------ Data provided
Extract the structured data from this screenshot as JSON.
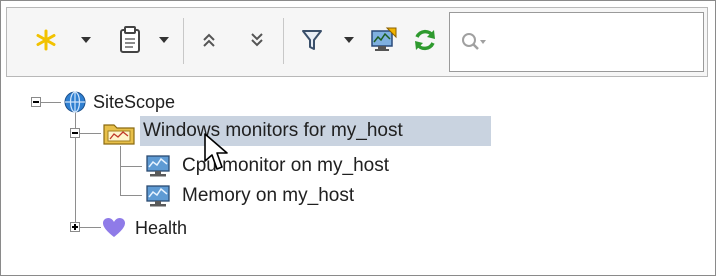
{
  "toolbar": {
    "buttons": [
      {
        "name": "new-icon",
        "color": "#f2c200"
      },
      {
        "name": "clipboard-icon"
      },
      {
        "name": "expand-all-icon"
      },
      {
        "name": "collapse-all-icon"
      },
      {
        "name": "filter-icon"
      },
      {
        "name": "monitor-deploy-icon"
      },
      {
        "name": "refresh-icon",
        "color": "#2e9a2e"
      }
    ],
    "search": {
      "placeholder": "",
      "value": "",
      "icon": "search-icon"
    }
  },
  "tree": {
    "root": {
      "label": "SiteScope",
      "icon": "globe-icon",
      "expanded": true
    },
    "group": {
      "label": "Windows monitors for my_host",
      "icon": "folder-icon",
      "selected": true,
      "expanded": true
    },
    "monitors": [
      {
        "label": "Cpu monitor on my_host",
        "icon": "monitor-icon"
      },
      {
        "label": "Memory on my_host",
        "icon": "monitor-icon"
      }
    ],
    "health": {
      "label": "Health",
      "icon": "heart-icon",
      "expanded": false
    }
  },
  "colors": {
    "selection": "#c9d3e0",
    "heart": "#8f7be8",
    "accent_yellow": "#f2c200",
    "refresh_green": "#2e9a2e"
  }
}
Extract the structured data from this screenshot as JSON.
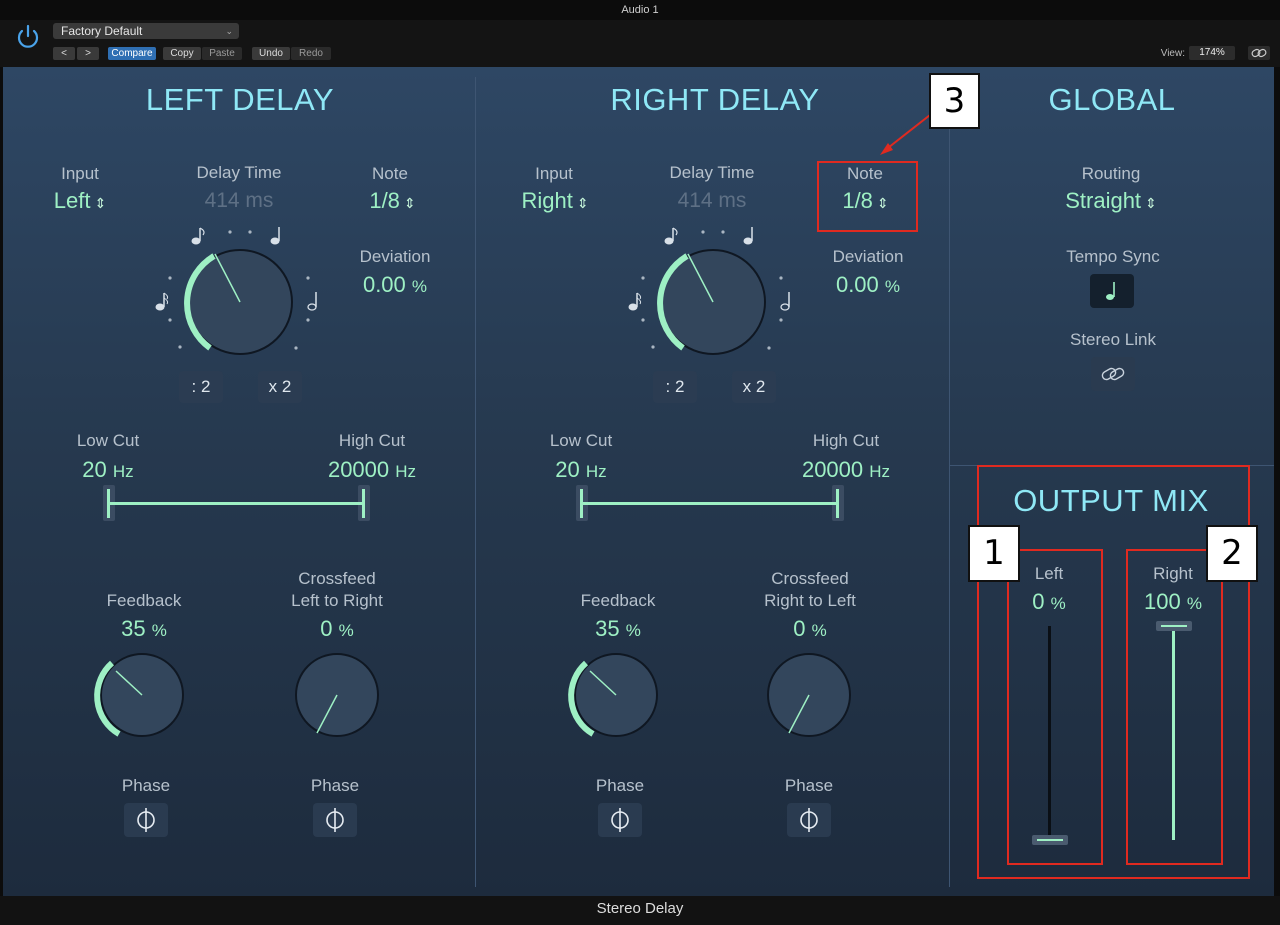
{
  "window": {
    "title": "Audio 1",
    "footer": "Stereo Delay"
  },
  "toolbar": {
    "preset": "Factory Default",
    "prev": "<",
    "next": ">",
    "compare": "Compare",
    "copy": "Copy",
    "paste": "Paste",
    "undo": "Undo",
    "redo": "Redo",
    "view_label": "View:",
    "zoom": "174%"
  },
  "left_delay": {
    "title": "LEFT DELAY",
    "input_label": "Input",
    "input_value": "Left",
    "delay_time_label": "Delay Time",
    "delay_time_value": "414 ms",
    "note_label": "Note",
    "note_value": "1/8",
    "deviation_label": "Deviation",
    "deviation_value": "0.00",
    "deviation_unit": "%",
    "half_btn": ": 2",
    "double_btn": "x 2",
    "low_cut_label": "Low Cut",
    "low_cut_value": "20",
    "low_cut_unit": "Hz",
    "high_cut_label": "High Cut",
    "high_cut_value": "20000",
    "high_cut_unit": "Hz",
    "feedback_label": "Feedback",
    "feedback_value": "35",
    "feedback_unit": "%",
    "crossfeed_label": "Crossfeed",
    "crossfeed_sub": "Left to Right",
    "crossfeed_value": "0",
    "crossfeed_unit": "%",
    "phase_label_1": "Phase",
    "phase_label_2": "Phase"
  },
  "right_delay": {
    "title": "RIGHT DELAY",
    "input_label": "Input",
    "input_value": "Right",
    "delay_time_label": "Delay Time",
    "delay_time_value": "414 ms",
    "note_label": "Note",
    "note_value": "1/8",
    "deviation_label": "Deviation",
    "deviation_value": "0.00",
    "deviation_unit": "%",
    "half_btn": ": 2",
    "double_btn": "x 2",
    "low_cut_label": "Low Cut",
    "low_cut_value": "20",
    "low_cut_unit": "Hz",
    "high_cut_label": "High Cut",
    "high_cut_value": "20000",
    "high_cut_unit": "Hz",
    "feedback_label": "Feedback",
    "feedback_value": "35",
    "feedback_unit": "%",
    "crossfeed_label": "Crossfeed",
    "crossfeed_sub": "Right to Left",
    "crossfeed_value": "0",
    "crossfeed_unit": "%",
    "phase_label_1": "Phase",
    "phase_label_2": "Phase"
  },
  "global": {
    "title": "GLOBAL",
    "routing_label": "Routing",
    "routing_value": "Straight",
    "tempo_sync_label": "Tempo Sync",
    "stereo_link_label": "Stereo Link"
  },
  "output_mix": {
    "title": "OUTPUT MIX",
    "left_label": "Left",
    "left_value": "0",
    "left_unit": "%",
    "left_level": 0,
    "right_label": "Right",
    "right_value": "100",
    "right_unit": "%",
    "right_level": 1
  },
  "annotations": {
    "n1": "1",
    "n2": "2",
    "n3": "3"
  },
  "colors": {
    "accent": "#9ef0c4",
    "title": "#8fe8f6",
    "annotation": "#e02a20"
  },
  "icons": [
    "power-icon",
    "link-icon",
    "note-icon",
    "phase-icon",
    "chain-link-icon"
  ]
}
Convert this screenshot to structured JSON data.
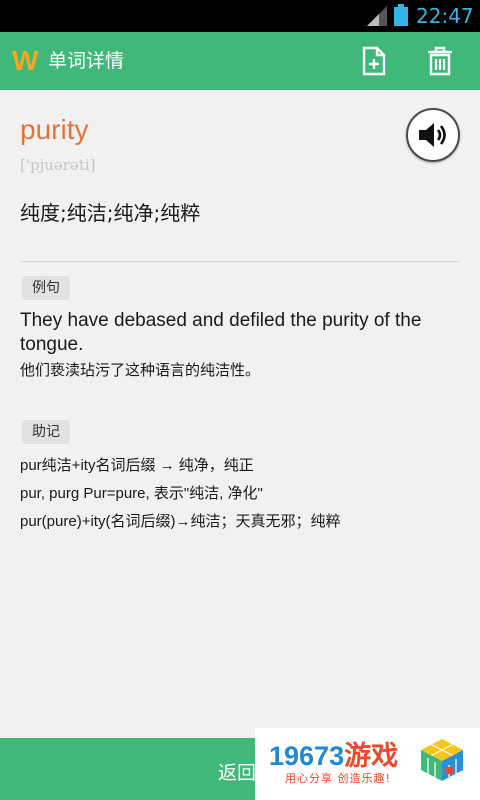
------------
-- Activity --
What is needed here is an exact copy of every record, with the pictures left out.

-- Solution for this exercise --
Extract the structured data from this screenshot as JSON.
{
  "toolbar": {
    "buttons": [
      {
        "name": "new-icon",
        "color": "#f2c200"
      },
      {
        "name": "clipboard-icon"
      },
      {
        "name": "expand-all-icon"
      },
      {
        "name": "collapse-all-icon"
      },
      {
        "name": "filter-icon"
      },
      {
        "name": "monitor-deploy-icon"
      },
      {
        "name": "refresh-icon",
        "color": "#2e9a2e"
      }
    ],
    "search": {
      "placeholder": "",
      "value": "",
      "icon": "search-icon"
    }
  },
  "tree": {
    "root": {
      "label": "SiteScope",
      "icon": "globe-icon",
      "expanded": true
    },
    "group": {
      "label": "Windows monitors for my_host",
      "icon": "folder-icon",
      "selected": true,
      "expanded": true
    },
    "monitors": [
      {
        "label": "Cpu monitor on my_host",
        "icon": "monitor-icon"
      },
      {
        "label": "Memory on my_host",
        "icon": "monitor-icon"
      }
    ],
    "health": {
      "label": "Health",
      "icon": "heart-icon",
      "expanded": false
    }
  },
  "colors": {
    "selection": "#c9d3e0",
    "heart": "#8f7be8",
    "accent_yellow": "#f2c200",
    "refresh_green": "#2e9a2e"
  }
}
Extract the structured data from this screenshot as JSON.
{
  "window": {
    "title": "Audio 1",
    "footer": "Stereo Delay"
  },
  "toolbar": {
    "preset": "Factory Default",
    "prev": "<",
    "next": ">",
    "compare": "Compare",
    "copy": "Copy",
    "paste": "Paste",
    "undo": "Undo",
    "redo": "Redo",
    "view_label": "View:",
    "zoom": "174%"
  },
  "left_delay": {
    "title": "LEFT DELAY",
    "input_label": "Input",
    "input_value": "Left",
    "delay_time_label": "Delay Time",
    "delay_time_value": "414 ms",
    "note_label": "Note",
    "note_value": "1/8",
    "deviation_label": "Deviation",
    "deviation_value": "0.00",
    "deviation_unit": "%",
    "half_btn": ": 2",
    "double_btn": "x 2",
    "low_cut_label": "Low Cut",
    "low_cut_value": "20",
    "low_cut_unit": "Hz",
    "high_cut_label": "High Cut",
    "high_cut_value": "20000",
    "high_cut_unit": "Hz",
    "feedback_label": "Feedback",
    "feedback_value": "35",
    "feedback_unit": "%",
    "crossfeed_label": "Crossfeed",
    "crossfeed_sub": "Left to Right",
    "crossfeed_value": "0",
    "crossfeed_unit": "%",
    "phase_label_1": "Phase",
    "phase_label_2": "Phase"
  },
  "right_delay": {
    "title": "RIGHT DELAY",
    "input_label": "Input",
    "input_value": "Right",
    "delay_time_label": "Delay Time",
    "delay_time_value": "414 ms",
    "note_label": "Note",
    "note_value": "1/8",
    "deviation_label": "Deviation",
    "deviation_value": "0.00",
    "deviation_unit": "%",
    "half_btn": ": 2",
    "double_btn": "x 2",
    "low_cut_label": "Low Cut",
    "low_cut_value": "20",
    "low_cut_unit": "Hz",
    "high_cut_label": "High Cut",
    "high_cut_value": "20000",
    "high_cut_unit": "Hz",
    "feedback_label": "Feedback",
    "feedback_value": "35",
    "feedback_unit": "%",
    "crossfeed_label": "Crossfeed",
    "crossfeed_sub": "Right to Left",
    "crossfeed_value": "0",
    "crossfeed_unit": "%",
    "phase_label_1": "Phase",
    "phase_label_2": "Phase"
  },
  "global": {
    "title": "GLOBAL",
    "routing_label": "Routing",
    "routing_value": "Straight",
    "tempo_sync_label": "Tempo Sync",
    "stereo_link_label": "Stereo Link"
  },
  "output_mix": {
    "title": "OUTPUT MIX",
    "left_label": "Left",
    "left_value": "0",
    "left_unit": "%",
    "left_level": 0,
    "right_label": "Right",
    "right_value": "100",
    "right_unit": "%",
    "right_level": 1
  },
  "annotations": {
    "n1": "1",
    "n2": "2",
    "n3": "3"
  },
  "colors": {
    "accent": "#9ef0c4",
    "title": "#8fe8f6",
    "annotation": "#e02a20"
  },
  "icons": [
    "power-icon",
    "link-icon",
    "note-icon",
    "phase-icon",
    "chain-link-icon"
  ]
}
Convert this screenshot to structured JSON data.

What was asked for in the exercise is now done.